As the U.S. Supreme Court considers overturning the constitutional right to abortion, New York-based reporter Luis Henao and video journalist Jessie Wardarski provided a compelling account of what can happen under a total abortion ban, through the testimonials of women who were raped or suffered miscarriages in El Salvador — where the law committed them to long prison terms.
The story took root in February, when Religion Team news director David Crary, liaising with AP Latin America and enterprise editors, proposed sending two of the team’s journalists to El Salvador to report on the harsh anti-abortion law in the predominantly Catholic country. The project took on new timeliness in early May, just two weeks before the trip, when a leaked U.S. Supreme Court draft opinion indicated a majority of justices were prepared to overturn Roe v. Wade.
Henao and Wardarski started by interviewing experts and activists, and arranged to meet with seven women willing to share on camera their stories of being imprisoned under the law.
Once in El Salvador, the pair traveled to impoverished rural areas, meeting some of the women in their homes and documenting their harrowing stories, as well as their efforts to help end the abortion ban even as they reconnect with their families and rebuild their lives.
To the formerly imprisoned Salvadoran women, their plight should serve as a cautionary tale for Americans.
One woman said she’d been raped by her mother’s partner for years as a child; another spoke for the first time ever to journalists after recently being released from prison. Such encounters produced absorbing text, photos and video.
The AP pair also sought to include another side of the contentious issue, and in that effort, persistence paid off. When the Catholic cardinal, Gregorio Rosas Chavez, declined an interview request, Henao and Wardarski learned that he celebrated a daily Mass and showed up at dawn. After they explained the importance of including the church in the story, Chavez granted them an on-camera interview.

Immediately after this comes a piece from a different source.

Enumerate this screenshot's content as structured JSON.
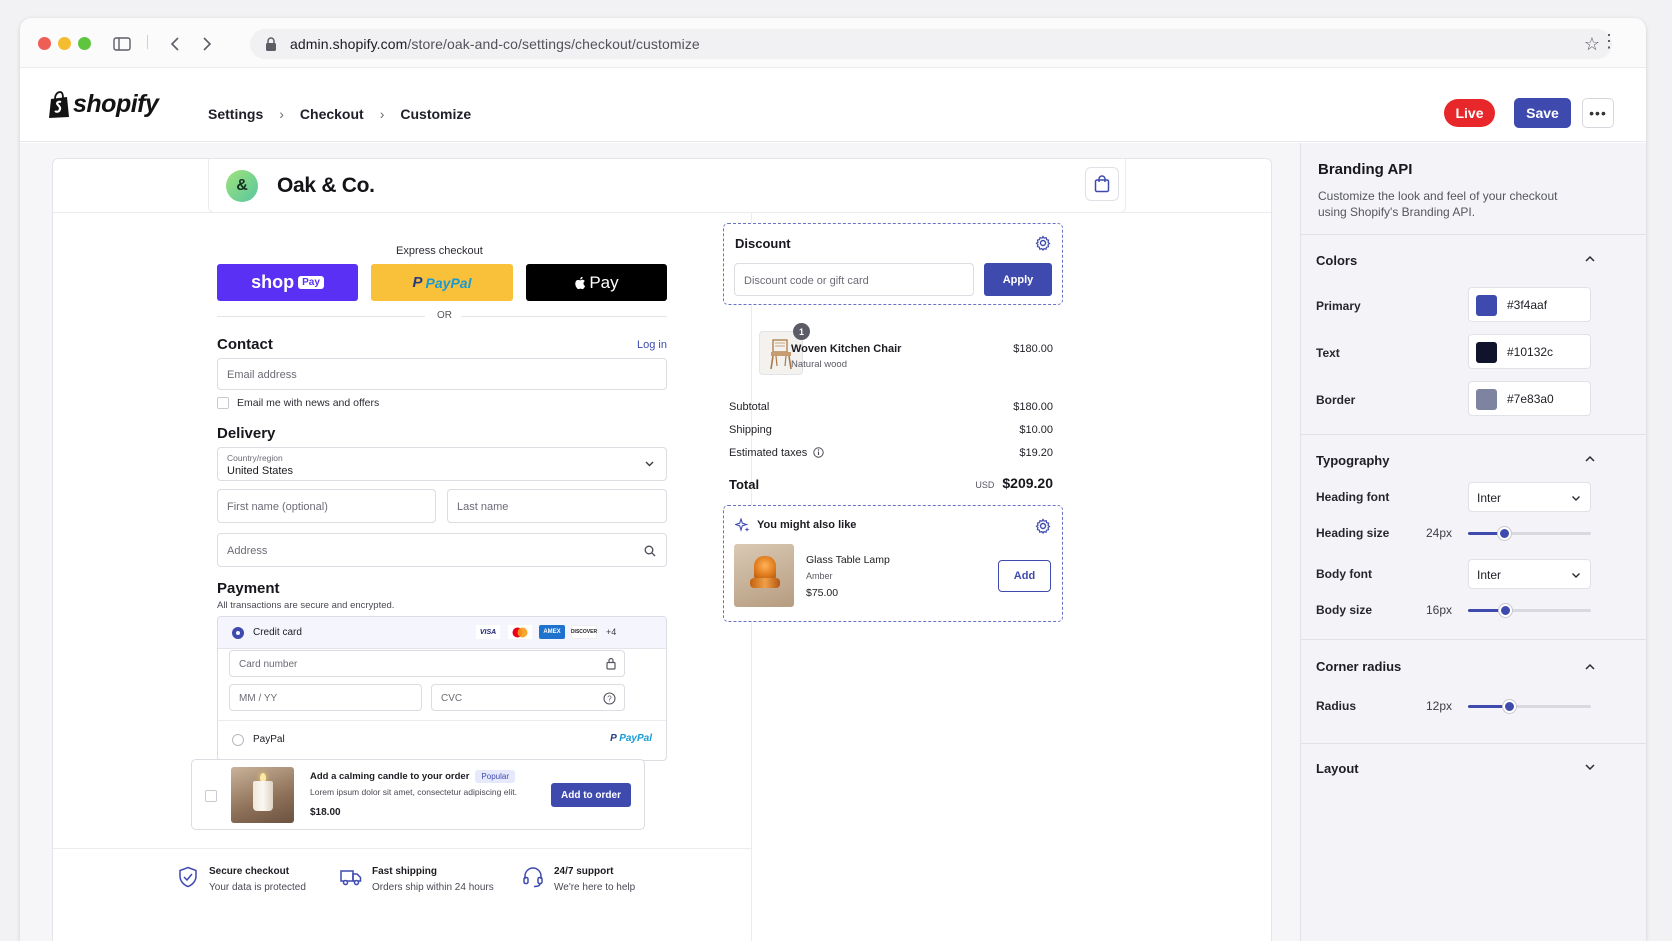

Although the AP and some other media outlets have written previously about Salvadoran women convicted and imprisoned under the country’s rigid abortion law, little approaches the depth and intimacy of this all-formats package, including the on-camera interviews in the homes of women who previously spoke only at tightly controlled news conferences.
Contributing to the coverage were Marko Alvarez in Colombia, Paul Byrne in Paraguay and US-based Vanessa Alvarez, Maye-E Wong and Dario Lopez, all of whom helped shape the powerful visuals, and the Religion Team’s Holly Meyer and Peter Orsi who played key roles in editing the text pieces.
The resulting all-formats package, and a sidebar with vignettes of the seven women interviewed, were used by hundreds of newspapers and broadcasters, including the Washington Post, Seattle Times, San Francisco Chronicle, NBC News and ABC News. The work was the topic of impassioned commentary and exchanges on social media over the weekend, and was widely praised by experts on the issue.
AP and others have previously written about about the prosecution of Salvadoran women under the country’s abortion ban, but not with the depth and intimacy of this package.
AP Executive Editor Julie Pace wrote: “This is obviously a difficult and nuanced issue to report on and you pulled it off exceptionally well. Thanks for shedding light on a story that might otherwise not have been told to much of the audience AP reaches.”
For engaging, insightful coverage that gives voice to women who have suffered the consequences of an abortion ban, shedding light on an issue that sharply divides opinions in the U.S. and beyond, Henao and Wardarski earn AP’s Best of the Week — First Winner honors.